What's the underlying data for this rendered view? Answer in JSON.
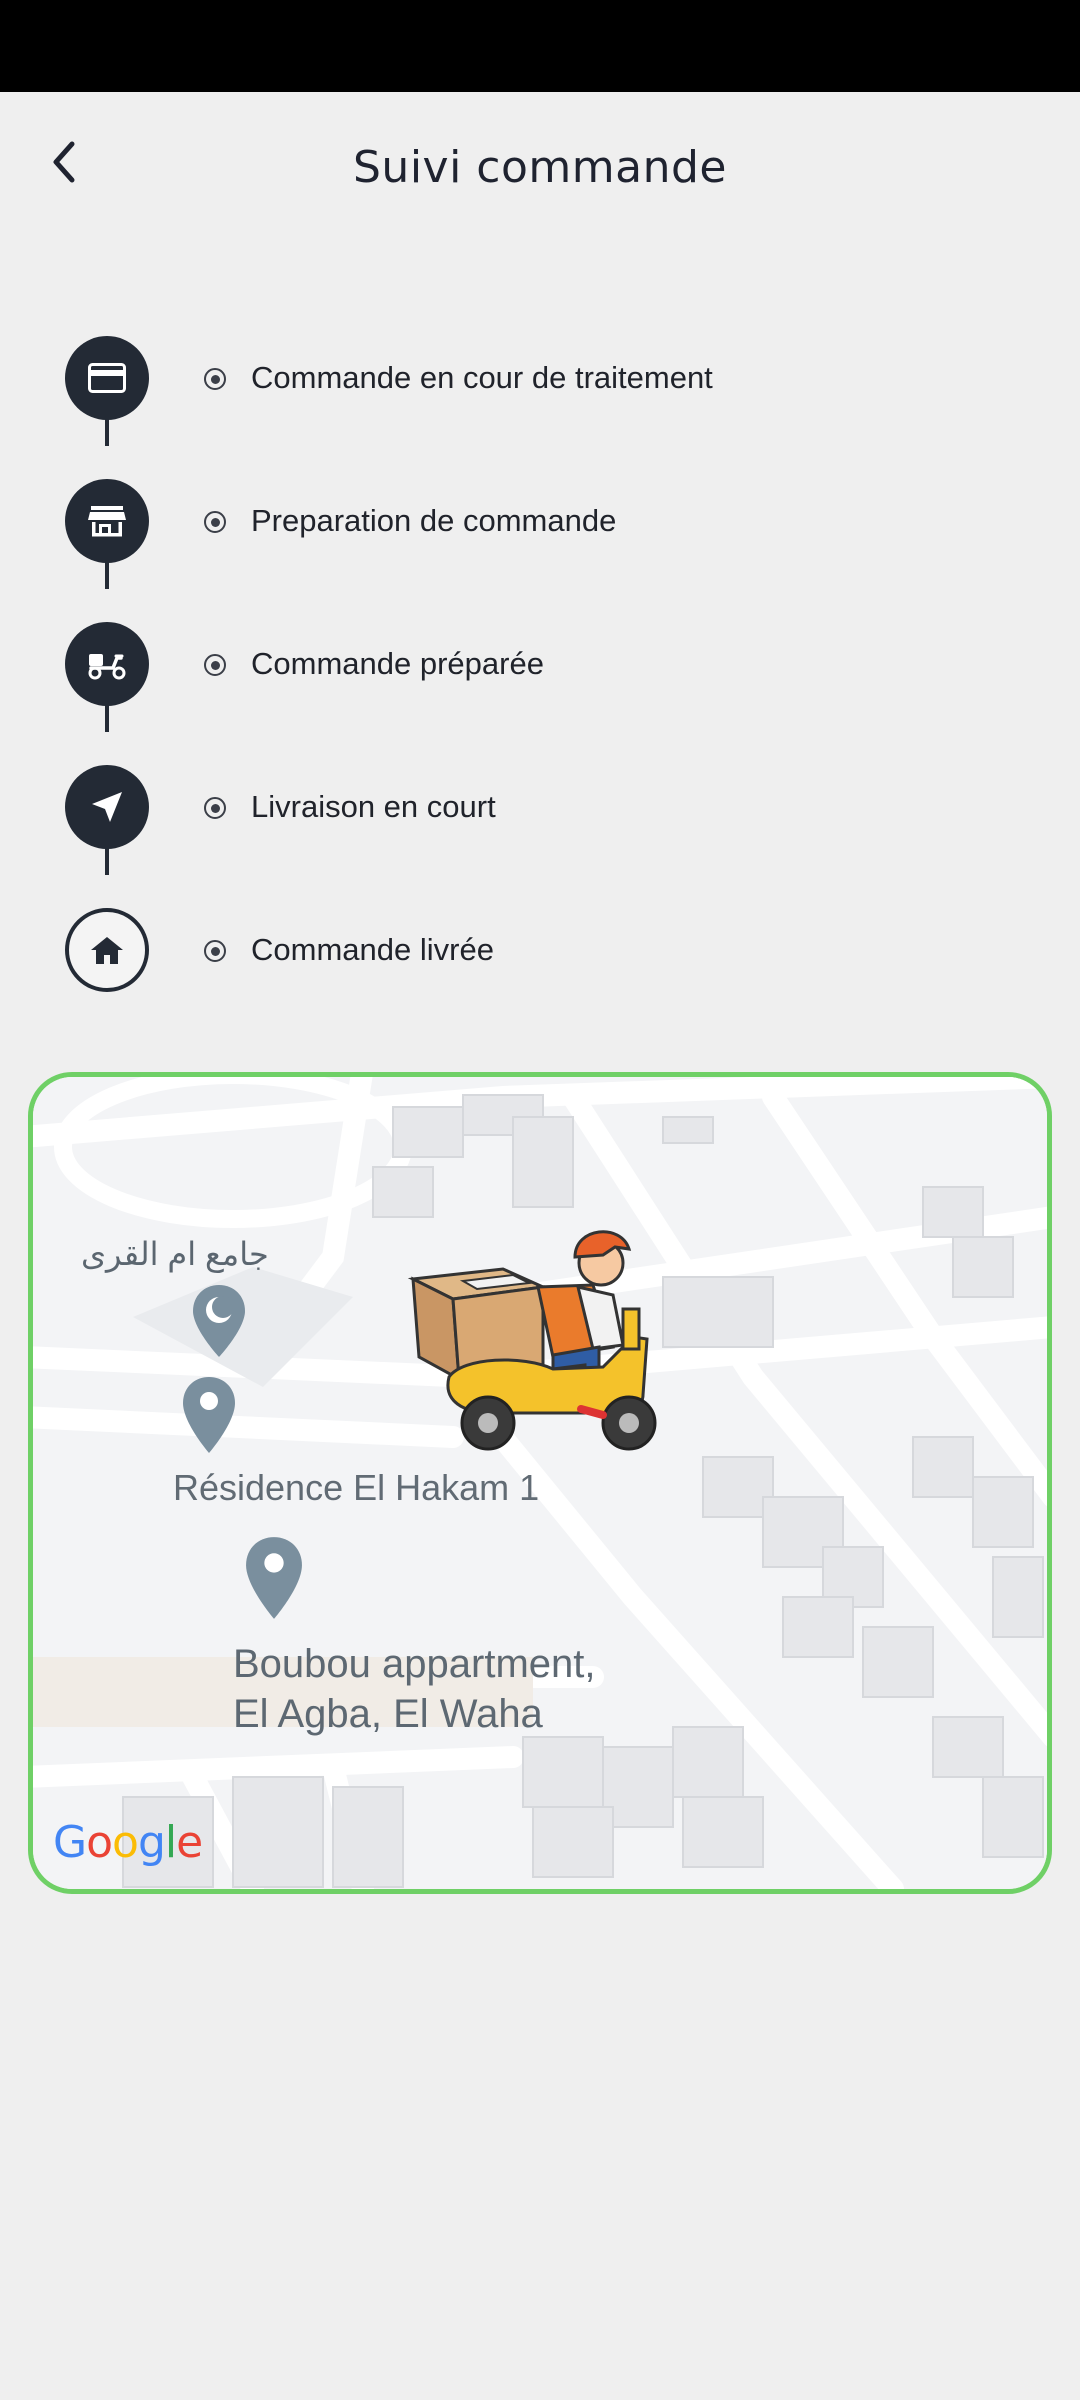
{
  "header": {
    "title": "Suivi commande",
    "back_icon": "chevron-left-icon"
  },
  "steps": [
    {
      "label": "Commande en cour de traitement",
      "icon": "credit-card-icon",
      "state": "done"
    },
    {
      "label": "Preparation de commande",
      "icon": "store-icon",
      "state": "done"
    },
    {
      "label": "Commande préparée",
      "icon": "scooter-icon",
      "state": "done"
    },
    {
      "label": "Livraison en court",
      "icon": "navigation-arrow-icon",
      "state": "done"
    },
    {
      "label": "Commande livrée",
      "icon": "home-icon",
      "state": "pending"
    }
  ],
  "map": {
    "labels": {
      "mosque": "جامع ام القرى",
      "residence": "Résidence El Hakam 1",
      "boubou_line1": "Boubou appartment,",
      "boubou_line2": "El Agba, El Waha"
    },
    "attribution": "Google"
  },
  "colors": {
    "accent_dark": "#232a35",
    "map_border": "#6fd066",
    "background": "#efefef"
  }
}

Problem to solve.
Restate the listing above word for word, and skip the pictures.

Written reply.
What's the underlying data for this rendered view? Answer in JSON.
{
  "header": {
    "title": "Suivi commande",
    "back_icon": "chevron-left-icon"
  },
  "steps": [
    {
      "label": "Commande en cour de traitement",
      "icon": "credit-card-icon",
      "state": "done"
    },
    {
      "label": "Preparation de commande",
      "icon": "store-icon",
      "state": "done"
    },
    {
      "label": "Commande préparée",
      "icon": "scooter-icon",
      "state": "done"
    },
    {
      "label": "Livraison en court",
      "icon": "navigation-arrow-icon",
      "state": "done"
    },
    {
      "label": "Commande livrée",
      "icon": "home-icon",
      "state": "pending"
    }
  ],
  "map": {
    "labels": {
      "mosque": "جامع ام القرى",
      "residence": "Résidence El Hakam 1",
      "boubou_line1": "Boubou appartment,",
      "boubou_line2": "El Agba, El Waha"
    },
    "attribution": "Google"
  },
  "colors": {
    "accent_dark": "#232a35",
    "map_border": "#6fd066",
    "background": "#efefef"
  }
}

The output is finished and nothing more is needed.